Task item: The response must contain every record, repeated exactly.

◆ ◆ ◆ ◆ ◆ ◆ ◆

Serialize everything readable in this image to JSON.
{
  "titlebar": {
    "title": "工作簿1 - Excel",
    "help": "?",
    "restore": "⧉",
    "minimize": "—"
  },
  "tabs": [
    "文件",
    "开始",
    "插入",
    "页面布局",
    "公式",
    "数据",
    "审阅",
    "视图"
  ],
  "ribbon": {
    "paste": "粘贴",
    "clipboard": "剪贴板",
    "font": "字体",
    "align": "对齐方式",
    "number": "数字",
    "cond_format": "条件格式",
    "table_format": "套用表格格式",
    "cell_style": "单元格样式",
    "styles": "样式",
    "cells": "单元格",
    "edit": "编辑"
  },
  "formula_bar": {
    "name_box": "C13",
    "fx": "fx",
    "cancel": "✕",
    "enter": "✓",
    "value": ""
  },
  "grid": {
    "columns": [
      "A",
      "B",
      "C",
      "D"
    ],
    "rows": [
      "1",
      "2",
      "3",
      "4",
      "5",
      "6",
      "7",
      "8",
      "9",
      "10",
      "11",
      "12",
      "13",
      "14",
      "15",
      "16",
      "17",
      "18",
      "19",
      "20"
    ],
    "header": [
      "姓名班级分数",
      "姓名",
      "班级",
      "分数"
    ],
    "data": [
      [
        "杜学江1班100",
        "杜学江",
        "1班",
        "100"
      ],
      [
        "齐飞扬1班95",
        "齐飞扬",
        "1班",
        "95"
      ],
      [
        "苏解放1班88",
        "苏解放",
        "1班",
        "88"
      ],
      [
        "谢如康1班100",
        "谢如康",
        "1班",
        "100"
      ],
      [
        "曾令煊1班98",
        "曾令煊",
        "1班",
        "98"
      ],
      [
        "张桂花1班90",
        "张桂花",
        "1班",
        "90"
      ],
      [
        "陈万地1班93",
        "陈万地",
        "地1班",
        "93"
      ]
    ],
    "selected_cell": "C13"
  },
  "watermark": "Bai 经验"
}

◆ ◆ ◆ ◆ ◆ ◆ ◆

The completed task:
Serialize everything readable in this image to JSON.
{
  "titlebar": {
    "title": "工作簿1 - Excel",
    "help": "?",
    "restore": "⧉",
    "minimize": "—"
  },
  "tabs": [
    "文件",
    "开始",
    "插入",
    "页面布局",
    "公式",
    "数据",
    "审阅",
    "视图"
  ],
  "ribbon": {
    "paste": "粘贴",
    "clipboard": "剪贴板",
    "font": "字体",
    "align": "对齐方式",
    "number": "数字",
    "cond_format": "条件格式",
    "table_format": "套用表格格式",
    "cell_style": "单元格样式",
    "styles": "样式",
    "cells": "单元格",
    "edit": "编辑"
  },
  "formula_bar": {
    "name_box": "C13",
    "fx": "fx",
    "cancel": "✕",
    "enter": "✓",
    "value": ""
  },
  "grid": {
    "columns": [
      "A",
      "B",
      "C",
      "D"
    ],
    "rows": [
      "1",
      "2",
      "3",
      "4",
      "5",
      "6",
      "7",
      "8",
      "9",
      "10",
      "11",
      "12",
      "13",
      "14",
      "15",
      "16",
      "17",
      "18",
      "19",
      "20"
    ],
    "header": [
      "姓名班级分数",
      "姓名",
      "班级",
      "分数"
    ],
    "data": [
      [
        "杜学江1班100",
        "杜学江",
        "1班",
        "100"
      ],
      [
        "齐飞扬1班95",
        "齐飞扬",
        "1班",
        "95"
      ],
      [
        "苏解放1班88",
        "苏解放",
        "1班",
        "88"
      ],
      [
        "谢如康1班100",
        "谢如康",
        "1班",
        "100"
      ],
      [
        "曾令煊1班98",
        "曾令煊",
        "1班",
        "98"
      ],
      [
        "张桂花1班90",
        "张桂花",
        "1班",
        "90"
      ],
      [
        "陈万地1班93",
        "陈万地",
        "地1班",
        "93"
      ]
    ],
    "selected_cell": "C13"
  },
  "watermark": "Bai 经验"
}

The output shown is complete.